╭──

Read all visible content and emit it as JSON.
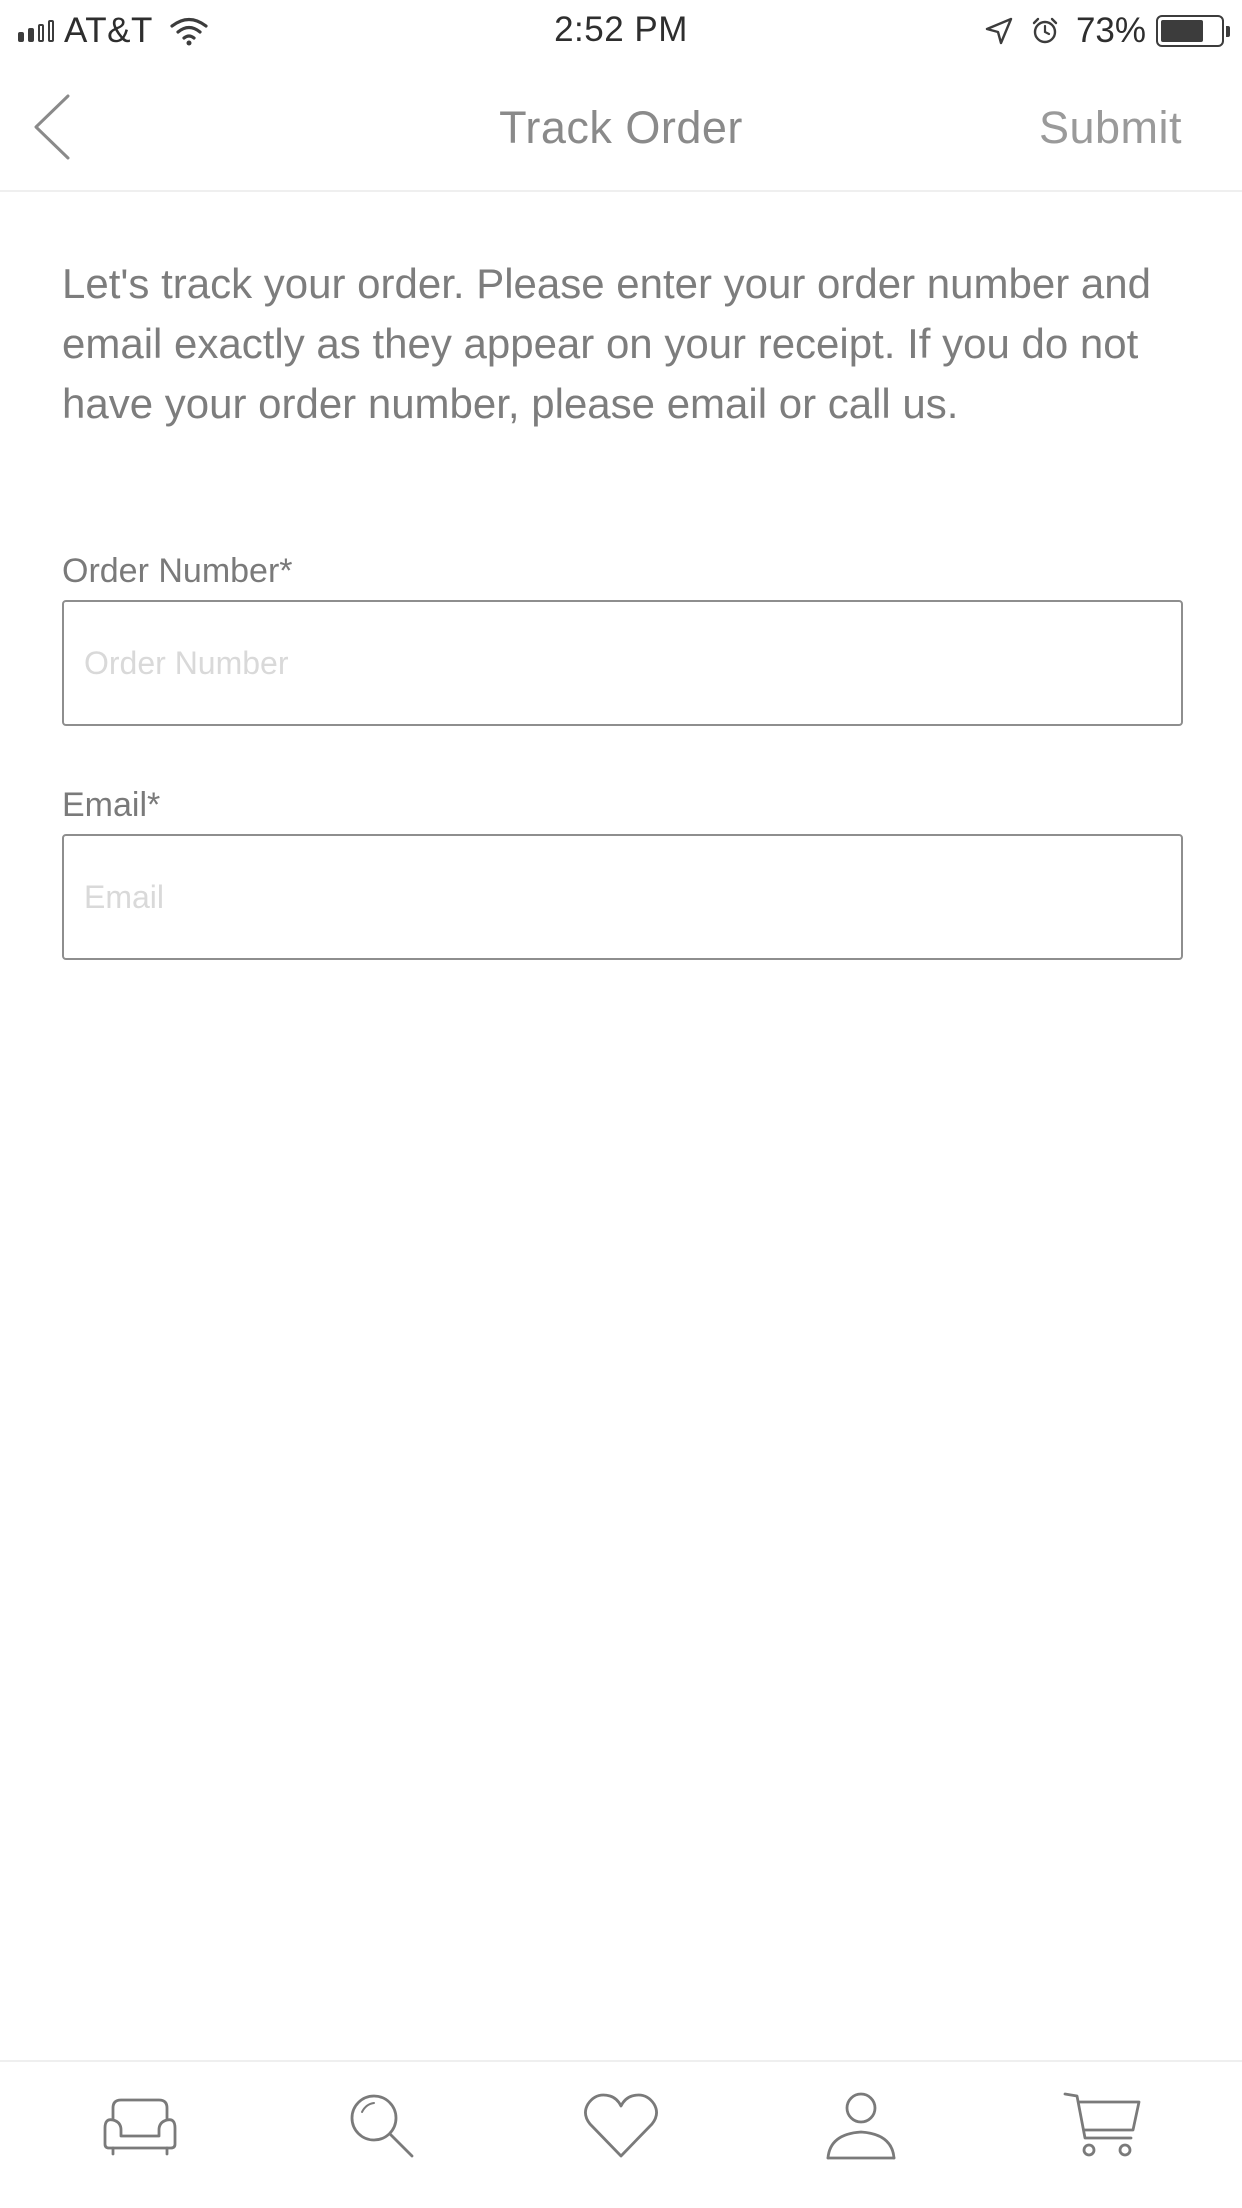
{
  "status_bar": {
    "carrier": "AT&T",
    "time": "2:52 PM",
    "battery": "73%",
    "battery_level": 0.73
  },
  "nav": {
    "title": "Track Order",
    "submit_label": "Submit",
    "back_icon": "chevron-left-icon"
  },
  "form": {
    "intro": "Let's track your order. Please enter your order number and email exactly as they appear on your receipt. If you do not have your order number, please email or call us.",
    "order_number": {
      "label": "Order Number*",
      "placeholder": "Order Number",
      "value": ""
    },
    "email": {
      "label": "Email*",
      "placeholder": "Email",
      "value": ""
    }
  },
  "tab_bar": {
    "items": [
      {
        "icon": "sofa-icon"
      },
      {
        "icon": "search-icon"
      },
      {
        "icon": "heart-icon"
      },
      {
        "icon": "person-icon"
      },
      {
        "icon": "cart-icon"
      }
    ]
  },
  "colors": {
    "text_primary": "#7d7d7d",
    "title": "#8a8a8a",
    "border": "#8e8e8e",
    "placeholder": "#d9d9d9",
    "divider": "#efefef"
  }
}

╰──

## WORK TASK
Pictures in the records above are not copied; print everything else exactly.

## EXPECTED ANSWER
Read all visible content and emit it as JSON.
{
  "status_bar": {
    "carrier": "AT&T",
    "time": "2:52 PM",
    "battery": "73%",
    "battery_level": 0.73
  },
  "nav": {
    "title": "Track Order",
    "submit_label": "Submit",
    "back_icon": "chevron-left-icon"
  },
  "form": {
    "intro": "Let's track your order. Please enter your order number and email exactly as they appear on your receipt. If you do not have your order number, please email or call us.",
    "order_number": {
      "label": "Order Number*",
      "placeholder": "Order Number",
      "value": ""
    },
    "email": {
      "label": "Email*",
      "placeholder": "Email",
      "value": ""
    }
  },
  "tab_bar": {
    "items": [
      {
        "icon": "sofa-icon"
      },
      {
        "icon": "search-icon"
      },
      {
        "icon": "heart-icon"
      },
      {
        "icon": "person-icon"
      },
      {
        "icon": "cart-icon"
      }
    ]
  },
  "colors": {
    "text_primary": "#7d7d7d",
    "title": "#8a8a8a",
    "border": "#8e8e8e",
    "placeholder": "#d9d9d9",
    "divider": "#efefef"
  }
}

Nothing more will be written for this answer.